The city I live in, Singapore, regularly gets flake for its densely concrete landscape — our land covers just 704 km2 of the world — so it’s quite refreshing to look at this classy architectural photo series by Lithuanian artist Aiste Stancikaite. Everything looks so beautiful.
Just last year, Caroline and Nick Savage formed an estimate that indicated that nearly 99.9% of all people have no Lego legacy at all. Who better to immortalize in the iconic toy than the Olympic and Paralympic heroes of this last summer.
This is so cool and out of control I can’t handle it. Users of the Google Chrome browser can visit this website to explore Google maps, build their own LEGO plots with a 3D builder tool, and see other people’s creations. As if getting work done wasn’t hard enough. Come visit me at Karla manor.
The project Build Up Japan asked 5000 children from six regions in the country to build the Japan they wish to see, using Lego blocks to construct the buildings of their imaginations. The structures used 1.8 million Lego pieces, and were arranged over the shape of Japan in a stunning landscape of tall white towers.
Who says that playing with Lego is just for kids? After seeing the lovely British Bird Series by Thomas Poulsom, we should be positive that letting your creativity flow is one of the healthiest and most beautiful things you can do. And by supporting his birds on Cuusoo, they can even become an official Lego model.
Mark Errington has created the perfect tote bag for LEGO enthusiasts. The bag features a retro yellow and black design, and it is hand-dyed and hand-printed on 100% natural cotton canvas. There’s only 25 of them, so get one before they’re gone.
I’m a huge fan of LEGO, so to say I’m excited about the Lego Festival being held in Sydney this year is an understatement. LEGO is celebrating 50 years in Australia by having a huge nine month lego playtime. I’m looking forward to seeing the largest ever scale model of Rome’s famous Colosseum, built entirely […]
I’m not sure I would attempt driving across this bridge, as it’s constructed of LEGOS. No problem: the bridge is actually an old railroad line re-designed as a foot and bike road, and, no, they’re not real LEGOS, but still really cool. Megx, a German artist, designed and constructed the wonderous structure.
Perhaps, my friends, perhaps. After all, not everyone can create a stop motion Lego proposal with dramatic twists and turns and a sweet, sweet finale. Watch on in awe, and all you guys getting ready to pop the big one, take heed! You’ll need to something pretty damn impressive these days to get a reaction.
Have your toy and play with it! Yes, it actually seems possible to be creative and productive while playing with what is essentially a toy. This awesome Lego milling machine takes DIY to a whole new level. I want. Now.

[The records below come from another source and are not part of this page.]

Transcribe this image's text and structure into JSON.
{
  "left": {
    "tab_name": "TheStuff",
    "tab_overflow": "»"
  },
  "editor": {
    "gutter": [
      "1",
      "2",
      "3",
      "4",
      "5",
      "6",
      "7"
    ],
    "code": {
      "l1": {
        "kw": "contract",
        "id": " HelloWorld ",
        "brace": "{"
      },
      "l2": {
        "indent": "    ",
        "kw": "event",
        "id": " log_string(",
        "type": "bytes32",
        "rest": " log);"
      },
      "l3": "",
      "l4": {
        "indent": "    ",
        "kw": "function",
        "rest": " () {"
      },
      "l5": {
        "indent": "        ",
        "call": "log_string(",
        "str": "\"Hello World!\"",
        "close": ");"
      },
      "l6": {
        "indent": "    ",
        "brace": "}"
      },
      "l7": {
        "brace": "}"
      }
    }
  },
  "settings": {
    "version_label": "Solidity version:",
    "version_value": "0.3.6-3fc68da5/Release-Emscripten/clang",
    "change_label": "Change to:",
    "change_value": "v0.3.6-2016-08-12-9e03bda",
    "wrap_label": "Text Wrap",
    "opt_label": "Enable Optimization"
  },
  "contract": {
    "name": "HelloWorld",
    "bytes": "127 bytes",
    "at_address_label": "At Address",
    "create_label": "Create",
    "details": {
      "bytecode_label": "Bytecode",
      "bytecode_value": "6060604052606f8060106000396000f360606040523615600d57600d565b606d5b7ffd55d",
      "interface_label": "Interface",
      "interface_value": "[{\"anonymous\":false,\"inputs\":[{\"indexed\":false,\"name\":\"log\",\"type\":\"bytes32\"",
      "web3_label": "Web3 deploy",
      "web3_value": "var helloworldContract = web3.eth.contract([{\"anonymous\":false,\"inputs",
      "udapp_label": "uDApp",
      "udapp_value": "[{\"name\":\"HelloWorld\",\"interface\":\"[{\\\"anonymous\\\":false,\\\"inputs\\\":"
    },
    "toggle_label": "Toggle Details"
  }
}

Sydney’s iconic Martin Place in the bustling CBD has undergone somewhat of a transformation lately. It now resembles a magical, mystical LEGO Forest made up of 15 LEGO ‘pine trees’ (each an impressive 4 metres tall) and 15 flower sets. If you’re in town, pop by and get your fix of the sticks.
Street art has gone through many variations over the years, with lots of off the wall ideas. But whoever was the first to start using Legos on the street should really be paid his or her due. Check out these seriously fun examples of what people are doing with Legos on the streets all over the world. And this is only the beginning.
‘My name is Raul Oaida (from Romania) and this is my LEGO tribute to the end of the space shuttle era’. Oaida sent this toy shuttle 21 miles into the sky on a weather balloon, complete with a camera and GPS. The result: this simple, dramatic and uplifting video of the toy’s flight.